:: To do ::
Nothing but a number is needed here; count the lines of the listing that include "icon".

:: Provided information ::

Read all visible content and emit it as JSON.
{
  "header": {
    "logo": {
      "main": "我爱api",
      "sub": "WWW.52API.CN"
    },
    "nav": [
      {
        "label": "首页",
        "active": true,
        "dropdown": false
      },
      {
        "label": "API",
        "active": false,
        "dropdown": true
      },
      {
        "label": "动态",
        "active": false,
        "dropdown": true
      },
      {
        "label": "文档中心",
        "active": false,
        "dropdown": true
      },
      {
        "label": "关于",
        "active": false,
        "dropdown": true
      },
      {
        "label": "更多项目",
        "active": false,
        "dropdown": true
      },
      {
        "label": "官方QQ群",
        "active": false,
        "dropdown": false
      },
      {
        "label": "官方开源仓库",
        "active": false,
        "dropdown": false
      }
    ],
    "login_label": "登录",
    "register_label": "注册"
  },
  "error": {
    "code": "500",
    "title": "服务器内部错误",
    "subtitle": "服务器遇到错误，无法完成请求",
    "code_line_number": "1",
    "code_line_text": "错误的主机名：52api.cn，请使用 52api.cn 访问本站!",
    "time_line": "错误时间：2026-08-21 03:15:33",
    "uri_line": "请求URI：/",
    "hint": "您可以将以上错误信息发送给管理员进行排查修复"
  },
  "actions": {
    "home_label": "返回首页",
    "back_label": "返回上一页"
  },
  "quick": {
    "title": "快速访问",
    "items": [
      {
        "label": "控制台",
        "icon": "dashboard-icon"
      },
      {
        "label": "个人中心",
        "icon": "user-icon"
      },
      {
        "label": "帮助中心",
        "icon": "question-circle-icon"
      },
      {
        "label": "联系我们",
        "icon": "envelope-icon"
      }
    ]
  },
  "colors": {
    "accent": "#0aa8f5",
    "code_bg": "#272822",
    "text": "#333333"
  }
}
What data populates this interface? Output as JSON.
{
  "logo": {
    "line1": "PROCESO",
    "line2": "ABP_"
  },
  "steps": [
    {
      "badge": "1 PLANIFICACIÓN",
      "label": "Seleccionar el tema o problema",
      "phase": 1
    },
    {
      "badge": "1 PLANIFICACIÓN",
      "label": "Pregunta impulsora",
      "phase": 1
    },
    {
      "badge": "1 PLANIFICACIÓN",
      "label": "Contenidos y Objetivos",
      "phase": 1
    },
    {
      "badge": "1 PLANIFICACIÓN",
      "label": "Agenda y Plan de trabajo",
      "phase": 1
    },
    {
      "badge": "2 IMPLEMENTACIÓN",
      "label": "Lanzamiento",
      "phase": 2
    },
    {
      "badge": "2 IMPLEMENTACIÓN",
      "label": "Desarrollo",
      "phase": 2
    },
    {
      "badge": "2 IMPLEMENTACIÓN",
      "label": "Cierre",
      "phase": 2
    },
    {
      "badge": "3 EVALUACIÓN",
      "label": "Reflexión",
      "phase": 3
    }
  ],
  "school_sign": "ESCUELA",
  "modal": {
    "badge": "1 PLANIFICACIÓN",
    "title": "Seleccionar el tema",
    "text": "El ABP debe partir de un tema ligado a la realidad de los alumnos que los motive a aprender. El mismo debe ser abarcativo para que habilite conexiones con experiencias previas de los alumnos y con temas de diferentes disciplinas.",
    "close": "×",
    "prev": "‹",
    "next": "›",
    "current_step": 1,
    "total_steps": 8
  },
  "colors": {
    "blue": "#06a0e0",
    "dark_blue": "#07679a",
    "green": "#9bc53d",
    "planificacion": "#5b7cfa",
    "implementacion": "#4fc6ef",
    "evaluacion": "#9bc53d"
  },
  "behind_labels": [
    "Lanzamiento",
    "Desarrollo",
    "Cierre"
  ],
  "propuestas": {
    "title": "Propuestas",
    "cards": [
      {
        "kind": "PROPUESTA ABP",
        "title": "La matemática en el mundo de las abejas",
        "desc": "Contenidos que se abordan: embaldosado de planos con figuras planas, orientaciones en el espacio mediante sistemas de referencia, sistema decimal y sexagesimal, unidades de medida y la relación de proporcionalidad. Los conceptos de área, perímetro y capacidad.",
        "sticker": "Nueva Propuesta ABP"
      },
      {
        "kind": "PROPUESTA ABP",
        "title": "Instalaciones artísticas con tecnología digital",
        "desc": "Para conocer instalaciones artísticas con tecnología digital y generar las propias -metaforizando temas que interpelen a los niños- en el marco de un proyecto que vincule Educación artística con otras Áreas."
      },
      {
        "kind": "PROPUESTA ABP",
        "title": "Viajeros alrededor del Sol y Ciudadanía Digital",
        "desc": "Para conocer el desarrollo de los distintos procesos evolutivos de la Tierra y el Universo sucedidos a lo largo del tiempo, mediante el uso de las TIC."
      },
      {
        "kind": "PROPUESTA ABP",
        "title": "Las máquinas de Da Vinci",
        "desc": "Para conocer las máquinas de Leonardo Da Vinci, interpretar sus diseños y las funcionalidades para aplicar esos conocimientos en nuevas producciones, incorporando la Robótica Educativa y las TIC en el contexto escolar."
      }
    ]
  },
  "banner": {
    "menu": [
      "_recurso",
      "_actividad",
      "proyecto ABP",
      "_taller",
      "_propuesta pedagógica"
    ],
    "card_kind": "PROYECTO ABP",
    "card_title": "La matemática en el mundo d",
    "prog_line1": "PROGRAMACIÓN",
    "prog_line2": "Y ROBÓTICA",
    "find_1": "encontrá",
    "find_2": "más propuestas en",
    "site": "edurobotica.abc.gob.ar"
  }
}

:: Solution for this task ::
4